Take a company with net profit of £200k per annum and a valuation of £1 million. This business has had time to prepare for the sale, let’s say 2 years, and in that time has kept half the profit back and therefore has £200k spare in cash.
On the face of it, therefore, it would seem that there could be an initial £200k payment. The £200k profit over the next 4 years is then used to fund the rest of the payments (known as the ‘deferred consideration’).
This is not, however, how we would recommend structuring such a deal. It’s a really good idea to incentivise employees right from the beginning. This might sound generous, but it is also commercial – these are the employees that are going to work hard to generate the profit to pay you out.
In this instance, therefore, it might be a better idea to take, say, £50k of the cash and make this as an initial payment to the employees (remember – profit distribution from an EOT is received at £3,600 per annum income tax free by employees). This leaves £150k for an initial payment to the owner.
The remaining £850k might then be paid over 6 years, leaving some £60k each year for distribution to the employees. Having a set repayment schedule also means that if profit is above the £200k, then this is also distributed to the employees (or they might decide to overpay the deferred consideration).
Which Means That…
With the EOT, your payments come from future profit. In reality, this is the same with almost all sales, when warranties and other methods are taken into account.

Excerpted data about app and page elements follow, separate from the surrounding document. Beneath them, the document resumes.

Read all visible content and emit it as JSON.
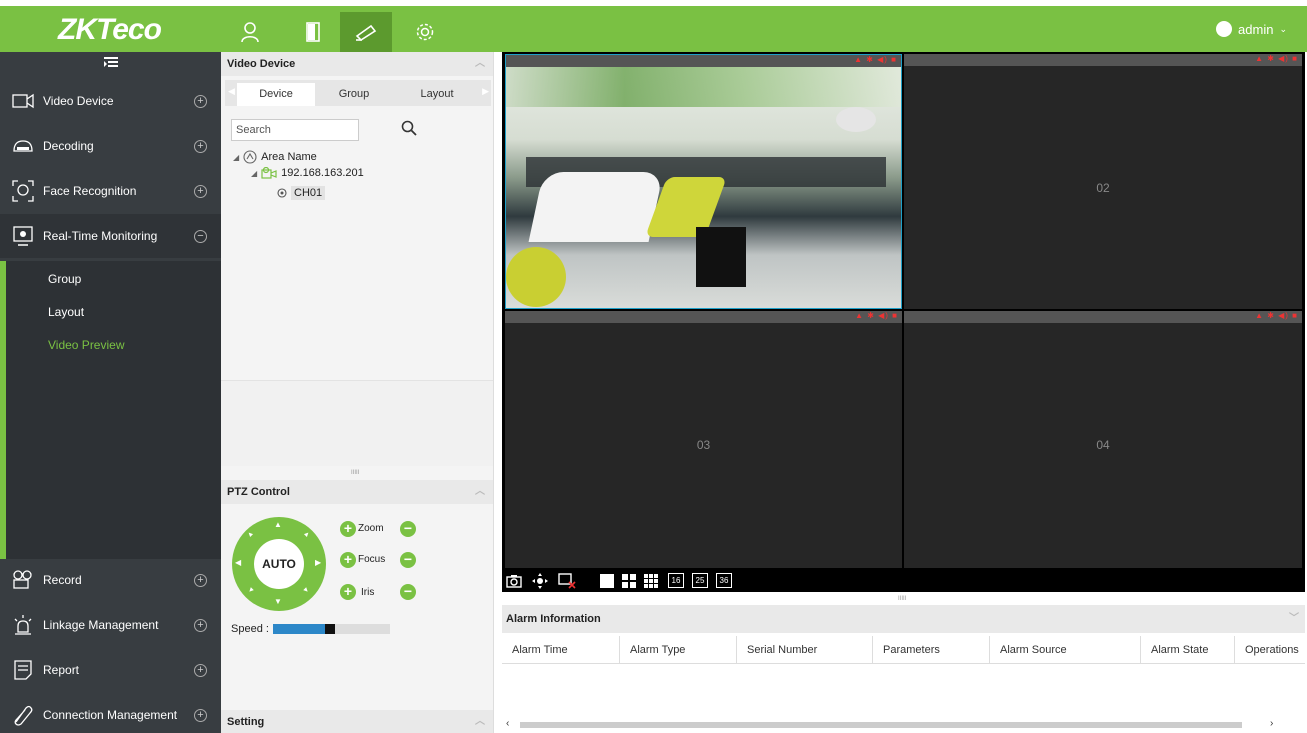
{
  "app": {
    "logo": "ZKTeco",
    "user": "admin",
    "colors": {
      "brand": "#7ac143",
      "sidebar": "#383d41",
      "active_sub": "#7ac143",
      "selected_pane": "#1ea0c8"
    },
    "top_icons": [
      "personnel-icon",
      "door-icon",
      "camera-icon",
      "settings-icon"
    ],
    "active_top_icon": "camera-icon"
  },
  "sidebar": {
    "items": [
      {
        "label": "Video Device",
        "icon": "video-camera-icon",
        "state": "+"
      },
      {
        "label": "Decoding",
        "icon": "decoder-icon",
        "state": "+"
      },
      {
        "label": "Face Recognition",
        "icon": "face-icon",
        "state": "+"
      },
      {
        "label": "Real-Time Monitoring",
        "icon": "monitor-icon",
        "state": "−"
      },
      {
        "label": "Record",
        "icon": "record-icon",
        "state": "+"
      },
      {
        "label": "Linkage Management",
        "icon": "alarm-light-icon",
        "state": "+"
      },
      {
        "label": "Report",
        "icon": "report-icon",
        "state": "+"
      },
      {
        "label": "Connection Management",
        "icon": "link-icon",
        "state": "+"
      }
    ],
    "sub_items": [
      {
        "label": "Group"
      },
      {
        "label": "Layout"
      },
      {
        "label": "Video Preview"
      }
    ],
    "active_sub": "Video Preview"
  },
  "device_panel": {
    "title": "Video Device",
    "tabs": [
      "Device",
      "Group",
      "Layout"
    ],
    "active_tab": "Device",
    "search_placeholder": "Search",
    "tree": {
      "area": "Area Name",
      "device": "192.168.163.201",
      "channel": "CH01"
    }
  },
  "ptz": {
    "title": "PTZ Control",
    "auto_label": "AUTO",
    "zoom_label": "Zoom",
    "focus_label": "Focus",
    "iris_label": "Iris",
    "speed_label": "Speed :"
  },
  "setting": {
    "title": "Setting"
  },
  "video": {
    "panes": [
      {
        "id": "01",
        "number": "",
        "has_feed": true
      },
      {
        "id": "02",
        "number": "02",
        "has_feed": false
      },
      {
        "id": "03",
        "number": "03",
        "has_feed": false
      },
      {
        "id": "04",
        "number": "04",
        "has_feed": false
      }
    ],
    "status_icons": "▲ ✱ ◀) ■",
    "layout_buttons": [
      "16",
      "25",
      "36"
    ]
  },
  "alarm": {
    "title": "Alarm Information",
    "columns": [
      "Alarm Time",
      "Alarm Type",
      "Serial Number",
      "Parameters",
      "Alarm Source",
      "Alarm State",
      "Operations"
    ]
  }
}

Also, with the EOT, you get to prepare the business for life without you (this is where we come in, to help create an employee ownership culture, preferably before the sale, but also after). You also get to include a role for yourself so that you can keep an eye on the business to make sure it will last for eternity – or at least until you get paid out!